It’s proved to be a similar success story with NDs in the stills market, as Ruffell explains, “When a large format photographer had previously worked on slow 25 or 50ASA film, at F22, with a long exposure to achieve a particular result, new rules applied in getting the same outcome from a DSLR. The new sweet spot of F8 or F11 at 200ASA meant the exposures were necessarily shorter. Extending the exposure time, that many photographers wanted creatively, meant finding a way to reduce the light hitting the sensor. We saw an opportunity to create a 10-stop ND filter, which we called The Big Stopper, quickly followed by the 6-stop, Little Stopper. More recently we created the 15-stop Super Stopper for use in strongly sunlit conditions. These have proven to be hugely popular and have redefined long-exposure stills photography.”
Of course, that knack of having the right product at the right time has been a boon in the exploding digital cinematographic market. Transferring its ND know-how from resin to scratch-resistant glass products, LEE Filters now manufactures the PanaND range of neutral density filters for Panavision, and is shipping its own-branded ProGlass Cine IRND filter range.
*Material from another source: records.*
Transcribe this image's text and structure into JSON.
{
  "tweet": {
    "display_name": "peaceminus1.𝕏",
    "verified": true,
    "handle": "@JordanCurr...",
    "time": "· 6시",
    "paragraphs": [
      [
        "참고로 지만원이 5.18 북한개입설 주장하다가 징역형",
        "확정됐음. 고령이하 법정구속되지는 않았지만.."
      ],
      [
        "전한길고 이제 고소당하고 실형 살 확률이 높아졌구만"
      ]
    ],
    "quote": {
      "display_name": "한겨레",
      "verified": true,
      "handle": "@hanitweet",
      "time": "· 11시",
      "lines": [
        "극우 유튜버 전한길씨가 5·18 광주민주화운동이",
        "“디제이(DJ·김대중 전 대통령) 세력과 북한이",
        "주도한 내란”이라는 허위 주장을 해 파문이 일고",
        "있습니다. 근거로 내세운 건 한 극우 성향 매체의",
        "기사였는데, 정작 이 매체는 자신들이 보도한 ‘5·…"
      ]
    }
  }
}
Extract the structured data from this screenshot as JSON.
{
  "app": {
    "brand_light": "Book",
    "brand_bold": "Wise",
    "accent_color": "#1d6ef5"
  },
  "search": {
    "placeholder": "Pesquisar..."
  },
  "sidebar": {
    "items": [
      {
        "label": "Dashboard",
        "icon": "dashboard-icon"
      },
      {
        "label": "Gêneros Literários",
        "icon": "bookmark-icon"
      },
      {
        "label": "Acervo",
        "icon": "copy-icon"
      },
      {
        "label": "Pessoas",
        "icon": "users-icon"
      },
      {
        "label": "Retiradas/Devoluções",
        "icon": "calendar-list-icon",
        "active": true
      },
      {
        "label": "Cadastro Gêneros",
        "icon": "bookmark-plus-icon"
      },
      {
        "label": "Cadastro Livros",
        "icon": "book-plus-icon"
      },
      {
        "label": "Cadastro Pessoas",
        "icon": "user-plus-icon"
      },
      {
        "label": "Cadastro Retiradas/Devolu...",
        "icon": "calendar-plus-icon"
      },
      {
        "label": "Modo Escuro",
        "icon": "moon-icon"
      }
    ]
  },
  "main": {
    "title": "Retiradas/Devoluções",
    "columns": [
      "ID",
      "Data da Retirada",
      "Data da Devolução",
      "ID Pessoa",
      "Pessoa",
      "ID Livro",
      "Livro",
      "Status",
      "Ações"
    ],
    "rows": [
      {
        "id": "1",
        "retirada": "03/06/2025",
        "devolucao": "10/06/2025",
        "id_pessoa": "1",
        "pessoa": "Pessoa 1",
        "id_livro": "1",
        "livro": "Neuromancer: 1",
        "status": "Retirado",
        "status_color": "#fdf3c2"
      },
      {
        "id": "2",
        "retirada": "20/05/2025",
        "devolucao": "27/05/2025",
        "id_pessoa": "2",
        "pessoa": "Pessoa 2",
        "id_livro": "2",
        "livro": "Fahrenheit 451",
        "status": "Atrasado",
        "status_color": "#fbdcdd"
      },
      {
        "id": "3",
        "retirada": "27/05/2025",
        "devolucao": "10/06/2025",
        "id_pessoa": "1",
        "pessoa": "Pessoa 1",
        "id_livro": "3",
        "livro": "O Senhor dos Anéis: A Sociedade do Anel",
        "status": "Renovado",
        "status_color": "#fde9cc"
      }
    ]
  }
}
The filters are manufactured from flat, 4mm thick, scratch-resistant glass, with metal rims, and are available in two sizes (4”x5.65” and 6.6”x6.6”) and seven densities – from 0.3ND to 2.1ND. The metal rims are etched with details of the filter density, to aid ease of use on-set.
“Cinematographers like to be able to control light input, often wanting to work wide open, and our NDs act like a third iris,” says Ruffell. “And as they also often shoot with multiple cameras, accurate colour temperature control between different sets of NDs is an absolute priority for DPs. We check the colour temperature of every single filter that goes out from here, so cinematographers know their ND filtration will be perfectly accurate and consistent.”
The advent of LED lighting also created another opportunity. Ruffell explains, “The original LEDs were very bright, with a horrendous blue spike. Although the quality of LEDs lights is becoming better, they still need help in giving the right type of light for the different environments in which they are being used. One of the other stumbling blocks with LED lighting is that its intensity can contribute to fade times of standard lighting filters. To overcome this, our R&D team developed a new way of producing filters that ensures they last longer when used with LED lights. With a lifespan of up to 200 times longer than standard lighting filters our Zircon range is designed to last whilst also mitigating the specific issues of colour rendition.”
Neither Ruffell or Young could be drawn on precisely what’s coming next in the LEE Filters product line, although Ruffell did note, “We are always looking at the latest developments in camera and lens technologies, and how photographers, cinematographers, designers and architects want to handle light. So you’ll have to keep watching this space. What I would say is that a LEE Filters product will always do the job and will never let you down.”